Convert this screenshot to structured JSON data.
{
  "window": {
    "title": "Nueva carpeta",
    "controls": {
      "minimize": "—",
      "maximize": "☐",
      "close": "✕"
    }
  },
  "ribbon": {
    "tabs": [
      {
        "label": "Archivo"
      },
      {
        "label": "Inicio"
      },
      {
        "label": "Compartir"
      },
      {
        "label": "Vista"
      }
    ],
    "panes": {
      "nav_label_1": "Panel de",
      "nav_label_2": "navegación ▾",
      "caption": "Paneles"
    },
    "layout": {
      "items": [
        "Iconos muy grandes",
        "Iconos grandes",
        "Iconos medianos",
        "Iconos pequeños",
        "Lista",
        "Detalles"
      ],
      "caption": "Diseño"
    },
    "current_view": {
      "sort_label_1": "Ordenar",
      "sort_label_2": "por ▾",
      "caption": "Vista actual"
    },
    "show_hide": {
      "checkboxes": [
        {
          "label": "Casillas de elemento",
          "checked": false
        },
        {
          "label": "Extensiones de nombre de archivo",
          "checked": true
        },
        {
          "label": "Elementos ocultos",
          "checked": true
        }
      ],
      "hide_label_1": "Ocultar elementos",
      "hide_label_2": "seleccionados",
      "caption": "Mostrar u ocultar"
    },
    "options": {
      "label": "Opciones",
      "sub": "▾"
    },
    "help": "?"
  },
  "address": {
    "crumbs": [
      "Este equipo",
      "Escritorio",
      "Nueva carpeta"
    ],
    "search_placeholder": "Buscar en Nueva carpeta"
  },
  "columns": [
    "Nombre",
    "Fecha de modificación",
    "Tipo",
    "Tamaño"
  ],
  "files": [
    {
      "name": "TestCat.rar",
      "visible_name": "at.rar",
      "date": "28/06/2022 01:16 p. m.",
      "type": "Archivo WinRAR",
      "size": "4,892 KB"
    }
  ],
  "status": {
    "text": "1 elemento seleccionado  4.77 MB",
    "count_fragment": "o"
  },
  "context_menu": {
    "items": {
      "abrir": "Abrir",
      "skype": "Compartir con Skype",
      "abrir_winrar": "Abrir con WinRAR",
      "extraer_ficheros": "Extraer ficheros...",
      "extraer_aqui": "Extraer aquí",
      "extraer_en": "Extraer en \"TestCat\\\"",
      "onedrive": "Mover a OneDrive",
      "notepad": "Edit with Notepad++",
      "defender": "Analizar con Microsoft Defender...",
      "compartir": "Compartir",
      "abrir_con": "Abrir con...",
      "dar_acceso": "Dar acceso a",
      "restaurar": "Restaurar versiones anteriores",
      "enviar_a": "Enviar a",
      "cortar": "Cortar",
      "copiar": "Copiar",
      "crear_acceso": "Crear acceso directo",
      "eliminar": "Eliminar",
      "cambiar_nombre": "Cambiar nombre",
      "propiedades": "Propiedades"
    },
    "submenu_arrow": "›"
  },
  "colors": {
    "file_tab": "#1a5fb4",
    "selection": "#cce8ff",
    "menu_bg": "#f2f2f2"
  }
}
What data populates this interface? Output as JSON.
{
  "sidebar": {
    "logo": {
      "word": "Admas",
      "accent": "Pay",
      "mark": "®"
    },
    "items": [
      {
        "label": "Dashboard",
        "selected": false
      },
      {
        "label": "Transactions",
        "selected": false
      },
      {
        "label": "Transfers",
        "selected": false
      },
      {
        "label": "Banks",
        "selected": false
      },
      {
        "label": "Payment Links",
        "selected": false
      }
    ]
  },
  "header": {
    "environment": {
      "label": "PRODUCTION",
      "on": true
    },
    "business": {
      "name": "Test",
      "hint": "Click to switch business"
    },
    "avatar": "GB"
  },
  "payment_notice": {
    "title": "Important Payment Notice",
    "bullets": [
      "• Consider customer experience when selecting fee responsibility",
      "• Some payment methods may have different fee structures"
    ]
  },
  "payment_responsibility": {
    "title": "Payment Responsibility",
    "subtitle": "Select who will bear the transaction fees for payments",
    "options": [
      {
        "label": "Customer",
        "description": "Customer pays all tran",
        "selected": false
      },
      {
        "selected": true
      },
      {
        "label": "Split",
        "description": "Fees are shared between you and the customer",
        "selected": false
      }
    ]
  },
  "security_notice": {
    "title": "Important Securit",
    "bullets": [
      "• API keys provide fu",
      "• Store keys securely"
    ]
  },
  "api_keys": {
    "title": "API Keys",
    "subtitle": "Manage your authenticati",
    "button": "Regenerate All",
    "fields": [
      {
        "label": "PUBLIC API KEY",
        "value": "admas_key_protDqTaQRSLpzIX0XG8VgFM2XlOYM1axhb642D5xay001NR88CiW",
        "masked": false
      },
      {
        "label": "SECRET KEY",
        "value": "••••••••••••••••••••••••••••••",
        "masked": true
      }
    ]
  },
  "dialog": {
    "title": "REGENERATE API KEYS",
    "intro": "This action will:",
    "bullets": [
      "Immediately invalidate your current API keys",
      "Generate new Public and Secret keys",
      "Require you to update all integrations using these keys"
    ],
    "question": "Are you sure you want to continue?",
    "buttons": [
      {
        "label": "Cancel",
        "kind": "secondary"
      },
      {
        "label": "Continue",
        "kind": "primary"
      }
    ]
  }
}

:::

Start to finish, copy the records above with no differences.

* [RESPONSE TO THIS TASK]
Convert this screenshot to structured JSON data.
{
  "window": {
    "title": "Nueva carpeta",
    "controls": {
      "minimize": "—",
      "maximize": "☐",
      "close": "✕"
    }
  },
  "ribbon": {
    "tabs": [
      {
        "label": "Archivo"
      },
      {
        "label": "Inicio"
      },
      {
        "label": "Compartir"
      },
      {
        "label": "Vista"
      }
    ],
    "panes": {
      "nav_label_1": "Panel de",
      "nav_label_2": "navegación ▾",
      "caption": "Paneles"
    },
    "layout": {
      "items": [
        "Iconos muy grandes",
        "Iconos grandes",
        "Iconos medianos",
        "Iconos pequeños",
        "Lista",
        "Detalles"
      ],
      "caption": "Diseño"
    },
    "current_view": {
      "sort_label_1": "Ordenar",
      "sort_label_2": "por ▾",
      "caption": "Vista actual"
    },
    "show_hide": {
      "checkboxes": [
        {
          "label": "Casillas de elemento",
          "checked": false
        },
        {
          "label": "Extensiones de nombre de archivo",
          "checked": true
        },
        {
          "label": "Elementos ocultos",
          "checked": true
        }
      ],
      "hide_label_1": "Ocultar elementos",
      "hide_label_2": "seleccionados",
      "caption": "Mostrar u ocultar"
    },
    "options": {
      "label": "Opciones",
      "sub": "▾"
    },
    "help": "?"
  },
  "address": {
    "crumbs": [
      "Este equipo",
      "Escritorio",
      "Nueva carpeta"
    ],
    "search_placeholder": "Buscar en Nueva carpeta"
  },
  "columns": [
    "Nombre",
    "Fecha de modificación",
    "Tipo",
    "Tamaño"
  ],
  "files": [
    {
      "name": "TestCat.rar",
      "visible_name": "at.rar",
      "date": "28/06/2022 01:16 p. m.",
      "type": "Archivo WinRAR",
      "size": "4,892 KB"
    }
  ],
  "status": {
    "text": "1 elemento seleccionado  4.77 MB",
    "count_fragment": "o"
  },
  "context_menu": {
    "items": {
      "abrir": "Abrir",
      "skype": "Compartir con Skype",
      "abrir_winrar": "Abrir con WinRAR",
      "extraer_ficheros": "Extraer ficheros...",
      "extraer_aqui": "Extraer aquí",
      "extraer_en": "Extraer en \"TestCat\\\"",
      "onedrive": "Mover a OneDrive",
      "notepad": "Edit with Notepad++",
      "defender": "Analizar con Microsoft Defender...",
      "compartir": "Compartir",
      "abrir_con": "Abrir con...",
      "dar_acceso": "Dar acceso a",
      "restaurar": "Restaurar versiones anteriores",
      "enviar_a": "Enviar a",
      "cortar": "Cortar",
      "copiar": "Copiar",
      "crear_acceso": "Crear acceso directo",
      "eliminar": "Eliminar",
      "cambiar_nombre": "Cambiar nombre",
      "propiedades": "Propiedades"
    },
    "submenu_arrow": "›"
  },
  "colors": {
    "file_tab": "#1a5fb4",
    "selection": "#cce8ff",
    "menu_bg": "#f2f2f2"
  }
}
What data populates this interface? Output as JSON.
{
  "sidebar": {
    "logo": {
      "word": "Admas",
      "accent": "Pay",
      "mark": "®"
    },
    "items": [
      {
        "label": "Dashboard",
        "selected": false
      },
      {
        "label": "Transactions",
        "selected": false
      },
      {
        "label": "Transfers",
        "selected": false
      },
      {
        "label": "Banks",
        "selected": false
      },
      {
        "label": "Payment Links",
        "selected": false
      }
    ]
  },
  "header": {
    "environment": {
      "label": "PRODUCTION",
      "on": true
    },
    "business": {
      "name": "Test",
      "hint": "Click to switch business"
    },
    "avatar": "GB"
  },
  "payment_notice": {
    "title": "Important Payment Notice",
    "bullets": [
      "• Consider customer experience when selecting fee responsibility",
      "• Some payment methods may have different fee structures"
    ]
  },
  "payment_responsibility": {
    "title": "Payment Responsibility",
    "subtitle": "Select who will bear the transaction fees for payments",
    "options": [
      {
        "label": "Customer",
        "description": "Customer pays all tran",
        "selected": false
      },
      {
        "selected": true
      },
      {
        "label": "Split",
        "description": "Fees are shared between you and the customer",
        "selected": false
      }
    ]
  },
  "security_notice": {
    "title": "Important Securit",
    "bullets": [
      "• API keys provide fu",
      "• Store keys securely"
    ]
  },
  "api_keys": {
    "title": "API Keys",
    "subtitle": "Manage your authenticati",
    "button": "Regenerate All",
    "fields": [
      {
        "label": "PUBLIC API KEY",
        "value": "admas_key_protDqTaQRSLpzIX0XG8VgFM2XlOYM1axhb642D5xay001NR88CiW",
        "masked": false
      },
      {
        "label": "SECRET KEY",
        "value": "••••••••••••••••••••••••••••••",
        "masked": true
      }
    ]
  },
  "dialog": {
    "title": "REGENERATE API KEYS",
    "intro": "This action will:",
    "bullets": [
      "Immediately invalidate your current API keys",
      "Generate new Public and Secret keys",
      "Require you to update all integrations using these keys"
    ],
    "question": "Are you sure you want to continue?",
    "buttons": [
      {
        "label": "Cancel",
        "kind": "secondary"
      },
      {
        "label": "Continue",
        "kind": "primary"
      }
    ]
  }
}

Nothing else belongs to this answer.